The answer must consist of every line below that contains the word "location".

Supplied records section start

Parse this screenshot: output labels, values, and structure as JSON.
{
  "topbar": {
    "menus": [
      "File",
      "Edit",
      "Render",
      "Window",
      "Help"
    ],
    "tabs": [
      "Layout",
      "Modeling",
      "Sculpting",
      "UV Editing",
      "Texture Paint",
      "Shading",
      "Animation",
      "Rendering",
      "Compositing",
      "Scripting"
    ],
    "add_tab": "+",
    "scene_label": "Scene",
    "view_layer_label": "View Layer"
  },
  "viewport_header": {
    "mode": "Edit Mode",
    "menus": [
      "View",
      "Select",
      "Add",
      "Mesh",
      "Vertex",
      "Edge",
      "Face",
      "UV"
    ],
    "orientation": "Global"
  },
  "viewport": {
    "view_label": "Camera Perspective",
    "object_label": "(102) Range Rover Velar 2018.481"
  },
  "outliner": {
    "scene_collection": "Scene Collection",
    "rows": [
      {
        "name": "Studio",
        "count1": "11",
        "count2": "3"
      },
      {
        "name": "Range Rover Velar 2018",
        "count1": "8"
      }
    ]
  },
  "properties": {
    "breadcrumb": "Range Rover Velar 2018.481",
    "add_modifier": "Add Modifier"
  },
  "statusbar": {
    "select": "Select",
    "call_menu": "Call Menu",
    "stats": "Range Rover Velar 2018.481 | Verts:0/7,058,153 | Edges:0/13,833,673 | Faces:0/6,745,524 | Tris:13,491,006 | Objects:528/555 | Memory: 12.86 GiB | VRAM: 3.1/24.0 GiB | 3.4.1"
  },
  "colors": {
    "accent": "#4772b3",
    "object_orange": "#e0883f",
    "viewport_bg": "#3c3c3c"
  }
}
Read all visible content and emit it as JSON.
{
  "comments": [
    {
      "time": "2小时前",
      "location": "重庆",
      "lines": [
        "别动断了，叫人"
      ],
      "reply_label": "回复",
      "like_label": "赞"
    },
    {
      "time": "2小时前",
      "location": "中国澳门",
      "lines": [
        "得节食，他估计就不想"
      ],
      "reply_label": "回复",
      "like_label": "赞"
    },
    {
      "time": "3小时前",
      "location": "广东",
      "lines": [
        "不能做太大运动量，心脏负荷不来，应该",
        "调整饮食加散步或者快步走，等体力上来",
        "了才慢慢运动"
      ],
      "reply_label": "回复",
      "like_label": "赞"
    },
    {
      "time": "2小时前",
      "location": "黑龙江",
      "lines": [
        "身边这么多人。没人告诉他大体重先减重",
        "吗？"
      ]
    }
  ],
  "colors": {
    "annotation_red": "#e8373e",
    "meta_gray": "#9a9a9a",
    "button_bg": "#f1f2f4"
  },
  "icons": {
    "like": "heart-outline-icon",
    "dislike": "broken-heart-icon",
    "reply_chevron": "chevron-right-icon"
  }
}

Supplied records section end

** Answer box **
      "location": "重庆",
      "location": "中国澳门",
      "location": "广东",
      "location": "黑龙江",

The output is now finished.